■ ACTIVITY ■
Below are some records; state how many of their lines contain the word "legend", and add nothing.

■ SOURCE DATA ■
┏━━
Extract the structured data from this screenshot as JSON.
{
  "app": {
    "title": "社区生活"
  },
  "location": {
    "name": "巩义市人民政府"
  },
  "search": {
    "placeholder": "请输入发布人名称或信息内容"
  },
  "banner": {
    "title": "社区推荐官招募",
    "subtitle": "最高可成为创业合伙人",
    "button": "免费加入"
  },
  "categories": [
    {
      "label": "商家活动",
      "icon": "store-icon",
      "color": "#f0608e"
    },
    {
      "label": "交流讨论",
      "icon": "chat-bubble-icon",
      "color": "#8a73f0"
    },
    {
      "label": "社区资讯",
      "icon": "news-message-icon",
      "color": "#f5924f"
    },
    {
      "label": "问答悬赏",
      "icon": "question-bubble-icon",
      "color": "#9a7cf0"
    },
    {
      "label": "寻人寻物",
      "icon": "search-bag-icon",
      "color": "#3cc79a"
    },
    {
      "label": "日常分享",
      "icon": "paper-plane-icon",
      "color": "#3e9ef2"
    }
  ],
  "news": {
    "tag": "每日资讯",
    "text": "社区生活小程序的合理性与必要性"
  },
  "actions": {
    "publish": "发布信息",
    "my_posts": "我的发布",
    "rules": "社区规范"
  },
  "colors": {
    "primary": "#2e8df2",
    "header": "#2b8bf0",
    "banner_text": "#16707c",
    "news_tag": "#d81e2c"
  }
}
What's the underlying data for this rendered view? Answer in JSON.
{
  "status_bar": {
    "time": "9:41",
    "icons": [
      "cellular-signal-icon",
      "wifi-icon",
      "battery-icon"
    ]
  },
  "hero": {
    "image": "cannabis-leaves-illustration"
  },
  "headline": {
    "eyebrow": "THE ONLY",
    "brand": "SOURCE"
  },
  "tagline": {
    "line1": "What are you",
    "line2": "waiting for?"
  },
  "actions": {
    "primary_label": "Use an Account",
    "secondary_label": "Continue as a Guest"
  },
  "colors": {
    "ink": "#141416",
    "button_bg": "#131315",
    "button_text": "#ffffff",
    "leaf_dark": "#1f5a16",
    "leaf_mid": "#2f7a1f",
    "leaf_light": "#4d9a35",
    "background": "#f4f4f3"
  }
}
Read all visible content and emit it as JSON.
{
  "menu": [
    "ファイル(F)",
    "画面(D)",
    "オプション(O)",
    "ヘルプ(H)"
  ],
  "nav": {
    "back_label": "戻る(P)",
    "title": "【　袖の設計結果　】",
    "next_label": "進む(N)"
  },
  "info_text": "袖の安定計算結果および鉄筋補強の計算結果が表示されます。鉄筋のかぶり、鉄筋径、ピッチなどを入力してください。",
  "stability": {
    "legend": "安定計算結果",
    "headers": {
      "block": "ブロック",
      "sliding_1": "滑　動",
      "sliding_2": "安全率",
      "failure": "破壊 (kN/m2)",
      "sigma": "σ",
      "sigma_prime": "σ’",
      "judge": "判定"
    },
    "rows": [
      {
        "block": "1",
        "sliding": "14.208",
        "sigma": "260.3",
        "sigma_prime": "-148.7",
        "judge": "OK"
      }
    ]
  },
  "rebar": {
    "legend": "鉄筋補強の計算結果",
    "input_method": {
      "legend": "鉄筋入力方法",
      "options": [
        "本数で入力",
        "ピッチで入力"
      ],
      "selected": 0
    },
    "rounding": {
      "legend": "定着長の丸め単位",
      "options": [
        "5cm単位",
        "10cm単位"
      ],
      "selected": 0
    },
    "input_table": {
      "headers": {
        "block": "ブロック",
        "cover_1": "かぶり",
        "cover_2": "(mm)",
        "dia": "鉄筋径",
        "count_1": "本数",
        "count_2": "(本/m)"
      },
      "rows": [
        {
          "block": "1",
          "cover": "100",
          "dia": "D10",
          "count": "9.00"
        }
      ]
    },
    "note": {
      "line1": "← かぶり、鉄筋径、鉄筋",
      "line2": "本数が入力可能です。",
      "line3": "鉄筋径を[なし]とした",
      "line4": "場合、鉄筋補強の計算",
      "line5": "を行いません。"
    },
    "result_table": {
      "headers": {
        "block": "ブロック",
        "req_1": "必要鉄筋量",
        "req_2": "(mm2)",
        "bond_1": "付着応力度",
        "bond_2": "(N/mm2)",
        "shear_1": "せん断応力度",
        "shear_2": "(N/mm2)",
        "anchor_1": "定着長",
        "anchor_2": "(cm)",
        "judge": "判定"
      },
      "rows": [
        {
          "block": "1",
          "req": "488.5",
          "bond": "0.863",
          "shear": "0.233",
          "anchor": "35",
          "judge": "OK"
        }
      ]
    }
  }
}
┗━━
■ WRITTEN SOLUTION ■
4